“I saw no wounded or killed ISIS fighters,” he said.
The man said
that he had seen ISIS fighters shooting at an Iraqi plane in his
neighborhood at about 6 p.m. A few minutes later a drone flew over the area
but the fighters did not shoot at it, he said.
One of the survivors
said that the morning after the attack, relatives of those killed traveled
in a convoy of minivans to a nearby cemetery to bury the dead. As they
approached the cemetery at around noon, a munition fired from a plane struck
the ground about 100 meters in front of them in what he believed to be an
attack on the funeral gathering. No one was wounded.
The survivor and
a local resident who accompanied the group said the relatives sought shelter
in a nearby house and then took the bodies to the cemetery one by one for
As of September 10, 13 of the wounded survivors were
receiving medical treatment in Kirkuk, one of the survivors said. He claimed
that Kurdish authorities controlling the city, fearful of the influx of
Arabs from areas held by Islamic State, were not letting him into the city
to see his injured relatives. When his son died in the hospital on September
8, he had to get the body at a checkpoint, he said.
For accounts by survivors and area residents, please see below.
For a list of the dead and wounded, please visit:
Human Rights Watch reporting on Iraq, please visit:
For more information,
In Geneva, Fred Abrahams (English, German):
+1-646-258-7854 (mobile); or
firstname.lastname@example.org. Follow on Twitter @fredabrahams
In New York, Erin
Evers (English, Arabic): +1-917-362-0103 (mobile); or
email@example.com.
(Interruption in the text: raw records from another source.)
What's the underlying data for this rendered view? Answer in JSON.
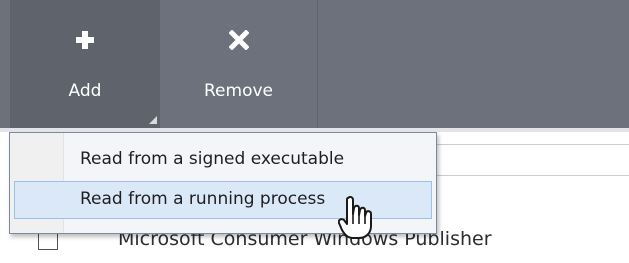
{
  "toolbar": {
    "add": {
      "label": "Add",
      "icon": "plus-icon"
    },
    "remove": {
      "label": "Remove",
      "icon": "x-icon"
    }
  },
  "add_menu": {
    "items": [
      {
        "label": "Read from a signed executable"
      },
      {
        "label": "Read from a running process",
        "highlighted": true
      }
    ]
  },
  "list": {
    "rows": [
      {
        "checked": false,
        "label": "Microsoft Consumer Windows Publisher"
      }
    ]
  },
  "colors": {
    "toolbar_bg": "#6d717b",
    "toolbar_active_bg": "#5e636c",
    "menu_hover_bg": "#dbe8f7",
    "menu_hover_border": "#9fc0e6"
  },
  "cursor": {
    "icon": "hand-pointer-icon"
  }
}
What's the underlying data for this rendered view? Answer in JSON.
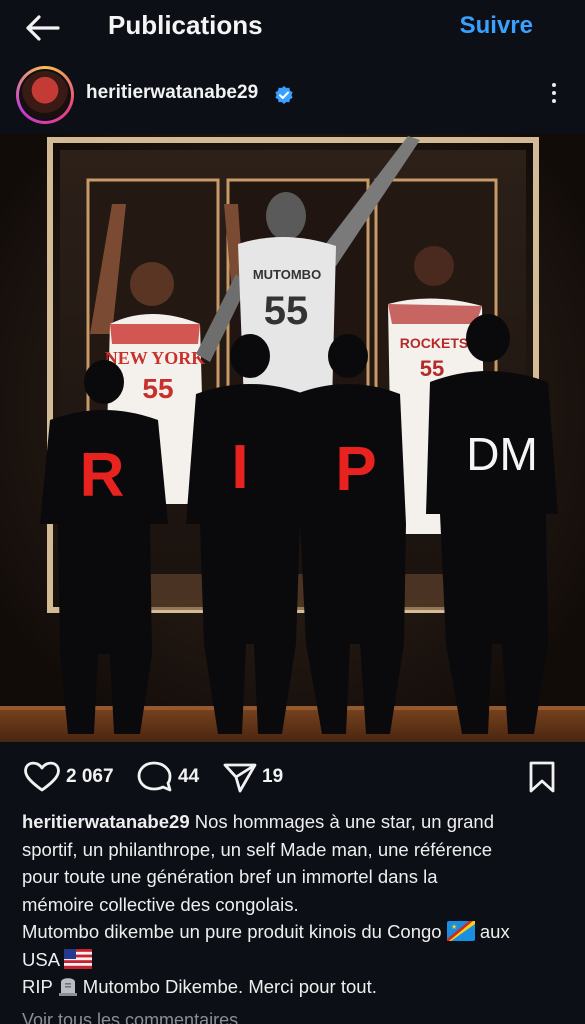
{
  "header": {
    "title": "Publications",
    "follow_label": "Suivre"
  },
  "post": {
    "username": "heritierwatanabe29",
    "image": {
      "jersey_left_team": "NEW YORK",
      "jersey_left_number": "55",
      "jersey_center_name": "MUTOMBO",
      "jersey_center_number": "55",
      "jersey_right_team": "ROCKETS",
      "jersey_right_number": "55",
      "silhouette_letters": [
        "R",
        "I",
        "P",
        "DM"
      ]
    },
    "likes": "2 067",
    "comments": "44",
    "shares": "19",
    "caption": {
      "line1": "Nos hommages à une star, un grand",
      "line2": "sportif, un philanthrope, un self Made man, une référence",
      "line3": "pour toute une génération bref un immortel dans la",
      "line4": "mémoire collective des congolais.",
      "line5": "Mutombo dikembe un pure produit kinois du Congo",
      "line5_tail": "aux",
      "line6": "USA",
      "line7a": "RIP",
      "line7b": "Mutombo Dikembe. Merci pour tout."
    },
    "view_all_comments": "Voir tous les commentaires"
  },
  "colors": {
    "background": "#0c1016",
    "accent": "#3aa0ff",
    "verified": "#3aa0ff",
    "rip_red": "#e8231f"
  }
}
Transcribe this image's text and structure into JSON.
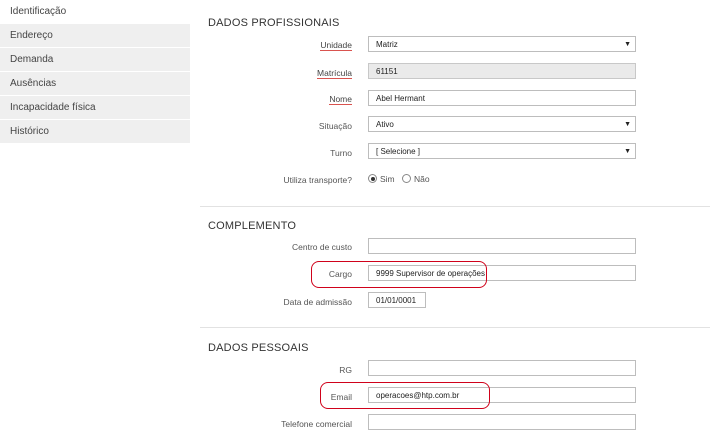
{
  "sidebar": {
    "items": [
      {
        "label": "Identificação"
      },
      {
        "label": "Endereço"
      },
      {
        "label": "Demanda"
      },
      {
        "label": "Ausências"
      },
      {
        "label": "Incapacidade física"
      },
      {
        "label": "Histórico"
      }
    ]
  },
  "profissionais": {
    "title": "DADOS PROFISSIONAIS",
    "unidade_label": "Unidade",
    "unidade_value": "Matriz",
    "matricula_label": "Matrícula",
    "matricula_value": "61151",
    "nome_label": "Nome",
    "nome_value": "Abel Hermant",
    "situacao_label": "Situação",
    "situacao_value": "Ativo",
    "turno_label": "Turno",
    "turno_value": "[ Selecione ]",
    "transporte_label": "Utiliza transporte?",
    "transporte_sim": "Sim",
    "transporte_nao": "Não"
  },
  "complemento": {
    "title": "COMPLEMENTO",
    "centro_label": "Centro de custo",
    "centro_value": "",
    "cargo_label": "Cargo",
    "cargo_value": "9999 Supervisor de operações",
    "admissao_label": "Data de admissão",
    "admissao_value": "01/01/0001"
  },
  "pessoais": {
    "title": "DADOS PESSOAIS",
    "rg_label": "RG",
    "rg_value": "",
    "email_label": "Email",
    "email_value": "operacoes@htp.com.br",
    "telefone_label": "Telefone comercial",
    "telefone_value": ""
  },
  "colors": {
    "highlight": "#d0021b",
    "required_underline": "#d9534f"
  }
}
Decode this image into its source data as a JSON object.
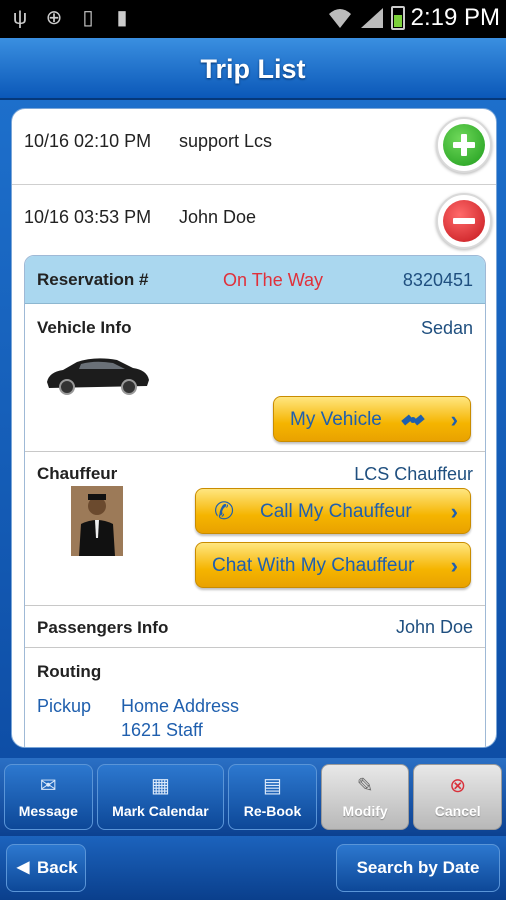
{
  "status_bar": {
    "time": "2:19 PM",
    "icons": [
      "usb-icon",
      "gps-icon",
      "sd-card-icon",
      "phone-icon",
      "wifi-icon",
      "signal-icon",
      "battery-icon"
    ]
  },
  "title": "Trip List",
  "trips": [
    {
      "datetime": "10/16 02:10 PM",
      "name": "support Lcs",
      "action_icon": "add-icon"
    },
    {
      "datetime": "10/16 03:53 PM",
      "name": "John Doe",
      "action_icon": "remove-icon"
    }
  ],
  "reservation": {
    "label": "Reservation #",
    "status": "On The Way",
    "number": "8320451",
    "vehicle": {
      "title": "Vehicle Info",
      "value": "Sedan",
      "button": "My Vehicle"
    },
    "chauffeur": {
      "title": "Chauffeur",
      "value": "LCS Chauffeur",
      "call_button": "Call My Chauffeur",
      "chat_button": "Chat With My Chauffeur"
    },
    "passengers": {
      "title": "Passengers Info",
      "value": "John Doe"
    },
    "routing": {
      "title": "Routing",
      "pickup_label": "Pickup",
      "pickup_line1": "Home Address",
      "pickup_line2": "1621 Staff"
    }
  },
  "toolbar": {
    "message": "Message",
    "mark_calendar": "Mark Calendar",
    "rebook": "Re-Book",
    "modify": "Modify",
    "cancel": "Cancel"
  },
  "footer": {
    "back": "Back",
    "search_by_date": "Search by Date"
  },
  "colors": {
    "status": "#e0303a",
    "value_text": "#1f5fae",
    "header_blue": "#aad7ef",
    "accent_yellow": "#f5b400"
  }
}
Follow on Twitter @ErinHRW
Share this article with your facebook friends